## Work instruction:
Print the listing in full, keeping every line exactly as it is.
*** Records for processing ***
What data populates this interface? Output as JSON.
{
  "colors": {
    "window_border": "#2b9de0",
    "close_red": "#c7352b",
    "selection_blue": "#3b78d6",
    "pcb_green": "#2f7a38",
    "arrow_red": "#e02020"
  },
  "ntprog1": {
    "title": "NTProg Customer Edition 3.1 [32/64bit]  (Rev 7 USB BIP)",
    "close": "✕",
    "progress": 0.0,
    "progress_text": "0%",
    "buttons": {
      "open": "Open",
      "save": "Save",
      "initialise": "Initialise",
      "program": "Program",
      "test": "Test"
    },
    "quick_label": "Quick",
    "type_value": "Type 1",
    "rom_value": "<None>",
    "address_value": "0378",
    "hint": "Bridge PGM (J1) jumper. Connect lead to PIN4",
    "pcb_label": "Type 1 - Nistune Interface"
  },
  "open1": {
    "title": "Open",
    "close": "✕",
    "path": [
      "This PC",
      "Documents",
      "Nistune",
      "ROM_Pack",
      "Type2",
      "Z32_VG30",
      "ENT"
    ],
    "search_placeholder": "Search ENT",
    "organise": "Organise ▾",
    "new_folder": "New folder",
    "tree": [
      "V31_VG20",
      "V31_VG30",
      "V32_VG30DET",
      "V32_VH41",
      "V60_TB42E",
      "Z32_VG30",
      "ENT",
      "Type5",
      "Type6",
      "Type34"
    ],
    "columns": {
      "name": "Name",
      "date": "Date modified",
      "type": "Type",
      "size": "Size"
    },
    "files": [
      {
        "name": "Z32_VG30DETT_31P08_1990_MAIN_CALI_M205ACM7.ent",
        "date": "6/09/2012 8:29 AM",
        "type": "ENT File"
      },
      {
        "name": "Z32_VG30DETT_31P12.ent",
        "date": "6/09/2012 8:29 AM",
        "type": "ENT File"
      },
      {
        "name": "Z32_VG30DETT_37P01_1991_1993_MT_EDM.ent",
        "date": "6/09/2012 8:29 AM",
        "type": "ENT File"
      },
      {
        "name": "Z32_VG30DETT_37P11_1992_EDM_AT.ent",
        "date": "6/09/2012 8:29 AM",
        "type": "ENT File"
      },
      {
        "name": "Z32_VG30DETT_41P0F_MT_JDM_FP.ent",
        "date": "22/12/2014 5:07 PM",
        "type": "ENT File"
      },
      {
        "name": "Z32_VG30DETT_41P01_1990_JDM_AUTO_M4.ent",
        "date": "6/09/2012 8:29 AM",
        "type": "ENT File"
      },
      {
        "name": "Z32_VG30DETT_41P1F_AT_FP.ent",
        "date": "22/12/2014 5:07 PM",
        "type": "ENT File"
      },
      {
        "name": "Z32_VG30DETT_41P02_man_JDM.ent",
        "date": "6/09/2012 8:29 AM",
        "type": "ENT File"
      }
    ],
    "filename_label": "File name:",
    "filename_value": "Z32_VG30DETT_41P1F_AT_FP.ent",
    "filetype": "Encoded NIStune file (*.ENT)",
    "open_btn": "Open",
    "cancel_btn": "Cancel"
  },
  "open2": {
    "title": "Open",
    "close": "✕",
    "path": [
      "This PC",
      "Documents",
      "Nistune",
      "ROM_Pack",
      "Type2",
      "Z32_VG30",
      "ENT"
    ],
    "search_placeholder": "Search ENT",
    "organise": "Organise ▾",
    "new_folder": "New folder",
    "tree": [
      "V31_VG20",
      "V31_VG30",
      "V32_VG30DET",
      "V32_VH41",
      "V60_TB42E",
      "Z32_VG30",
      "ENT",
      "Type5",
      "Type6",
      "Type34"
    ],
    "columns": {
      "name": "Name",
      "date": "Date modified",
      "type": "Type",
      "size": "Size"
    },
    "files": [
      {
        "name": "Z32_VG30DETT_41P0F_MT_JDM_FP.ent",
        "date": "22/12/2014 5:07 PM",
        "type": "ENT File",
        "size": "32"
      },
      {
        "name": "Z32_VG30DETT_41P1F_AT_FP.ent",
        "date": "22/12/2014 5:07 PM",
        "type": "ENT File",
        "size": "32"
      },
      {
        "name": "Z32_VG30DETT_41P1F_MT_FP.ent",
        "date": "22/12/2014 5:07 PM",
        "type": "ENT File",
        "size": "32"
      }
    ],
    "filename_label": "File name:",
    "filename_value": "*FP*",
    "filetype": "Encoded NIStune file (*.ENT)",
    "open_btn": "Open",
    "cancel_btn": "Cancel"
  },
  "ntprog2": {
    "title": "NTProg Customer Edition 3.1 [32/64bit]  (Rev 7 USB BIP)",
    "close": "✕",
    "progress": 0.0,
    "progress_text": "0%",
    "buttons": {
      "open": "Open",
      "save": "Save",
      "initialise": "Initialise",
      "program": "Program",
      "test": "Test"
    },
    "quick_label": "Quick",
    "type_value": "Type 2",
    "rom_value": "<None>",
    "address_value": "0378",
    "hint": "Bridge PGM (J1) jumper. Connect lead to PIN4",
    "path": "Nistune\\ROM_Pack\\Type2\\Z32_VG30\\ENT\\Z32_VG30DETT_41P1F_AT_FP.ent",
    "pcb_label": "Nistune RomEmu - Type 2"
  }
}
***
## Problem solution:
What data populates this interface? Output as JSON.
{
  "colors": {
    "window_border": "#2b9de0",
    "close_red": "#c7352b",
    "selection_blue": "#3b78d6",
    "pcb_green": "#2f7a38",
    "arrow_red": "#e02020"
  },
  "ntprog1": {
    "title": "NTProg Customer Edition 3.1 [32/64bit]  (Rev 7 USB BIP)",
    "close": "✕",
    "progress": 0.0,
    "progress_text": "0%",
    "buttons": {
      "open": "Open",
      "save": "Save",
      "initialise": "Initialise",
      "program": "Program",
      "test": "Test"
    },
    "quick_label": "Quick",
    "type_value": "Type 1",
    "rom_value": "<None>",
    "address_value": "0378",
    "hint": "Bridge PGM (J1) jumper. Connect lead to PIN4",
    "pcb_label": "Type 1 - Nistune Interface"
  },
  "open1": {
    "title": "Open",
    "close": "✕",
    "path": [
      "This PC",
      "Documents",
      "Nistune",
      "ROM_Pack",
      "Type2",
      "Z32_VG30",
      "ENT"
    ],
    "search_placeholder": "Search ENT",
    "organise": "Organise ▾",
    "new_folder": "New folder",
    "tree": [
      "V31_VG20",
      "V31_VG30",
      "V32_VG30DET",
      "V32_VH41",
      "V60_TB42E",
      "Z32_VG30",
      "ENT",
      "Type5",
      "Type6",
      "Type34"
    ],
    "columns": {
      "name": "Name",
      "date": "Date modified",
      "type": "Type",
      "size": "Size"
    },
    "files": [
      {
        "name": "Z32_VG30DETT_31P08_1990_MAIN_CALI_M205ACM7.ent",
        "date": "6/09/2012 8:29 AM",
        "type": "ENT File"
      },
      {
        "name": "Z32_VG30DETT_31P12.ent",
        "date": "6/09/2012 8:29 AM",
        "type": "ENT File"
      },
      {
        "name": "Z32_VG30DETT_37P01_1991_1993_MT_EDM.ent",
        "date": "6/09/2012 8:29 AM",
        "type": "ENT File"
      },
      {
        "name": "Z32_VG30DETT_37P11_1992_EDM_AT.ent",
        "date": "6/09/2012 8:29 AM",
        "type": "ENT File"
      },
      {
        "name": "Z32_VG30DETT_41P0F_MT_JDM_FP.ent",
        "date": "22/12/2014 5:07 PM",
        "type": "ENT File"
      },
      {
        "name": "Z32_VG30DETT_41P01_1990_JDM_AUTO_M4.ent",
        "date": "6/09/2012 8:29 AM",
        "type": "ENT File"
      },
      {
        "name": "Z32_VG30DETT_41P1F_AT_FP.ent",
        "date": "22/12/2014 5:07 PM",
        "type": "ENT File"
      },
      {
        "name": "Z32_VG30DETT_41P02_man_JDM.ent",
        "date": "6/09/2012 8:29 AM",
        "type": "ENT File"
      }
    ],
    "filename_label": "File name:",
    "filename_value": "Z32_VG30DETT_41P1F_AT_FP.ent",
    "filetype": "Encoded NIStune file (*.ENT)",
    "open_btn": "Open",
    "cancel_btn": "Cancel"
  },
  "open2": {
    "title": "Open",
    "close": "✕",
    "path": [
      "This PC",
      "Documents",
      "Nistune",
      "ROM_Pack",
      "Type2",
      "Z32_VG30",
      "ENT"
    ],
    "search_placeholder": "Search ENT",
    "organise": "Organise ▾",
    "new_folder": "New folder",
    "tree": [
      "V31_VG20",
      "V31_VG30",
      "V32_VG30DET",
      "V32_VH41",
      "V60_TB42E",
      "Z32_VG30",
      "ENT",
      "Type5",
      "Type6",
      "Type34"
    ],
    "columns": {
      "name": "Name",
      "date": "Date modified",
      "type": "Type",
      "size": "Size"
    },
    "files": [
      {
        "name": "Z32_VG30DETT_41P0F_MT_JDM_FP.ent",
        "date": "22/12/2014 5:07 PM",
        "type": "ENT File",
        "size": "32"
      },
      {
        "name": "Z32_VG30DETT_41P1F_AT_FP.ent",
        "date": "22/12/2014 5:07 PM",
        "type": "ENT File",
        "size": "32"
      },
      {
        "name": "Z32_VG30DETT_41P1F_MT_FP.ent",
        "date": "22/12/2014 5:07 PM",
        "type": "ENT File",
        "size": "32"
      }
    ],
    "filename_label": "File name:",
    "filename_value": "*FP*",
    "filetype": "Encoded NIStune file (*.ENT)",
    "open_btn": "Open",
    "cancel_btn": "Cancel"
  },
  "ntprog2": {
    "title": "NTProg Customer Edition 3.1 [32/64bit]  (Rev 7 USB BIP)",
    "close": "✕",
    "progress": 0.0,
    "progress_text": "0%",
    "buttons": {
      "open": "Open",
      "save": "Save",
      "initialise": "Initialise",
      "program": "Program",
      "test": "Test"
    },
    "quick_label": "Quick",
    "type_value": "Type 2",
    "rom_value": "<None>",
    "address_value": "0378",
    "hint": "Bridge PGM (J1) jumper. Connect lead to PIN4",
    "path": "Nistune\\ROM_Pack\\Type2\\Z32_VG30\\ENT\\Z32_VG30DETT_41P1F_AT_FP.ent",
    "pcb_label": "Nistune RomEmu - Type 2"
  }
}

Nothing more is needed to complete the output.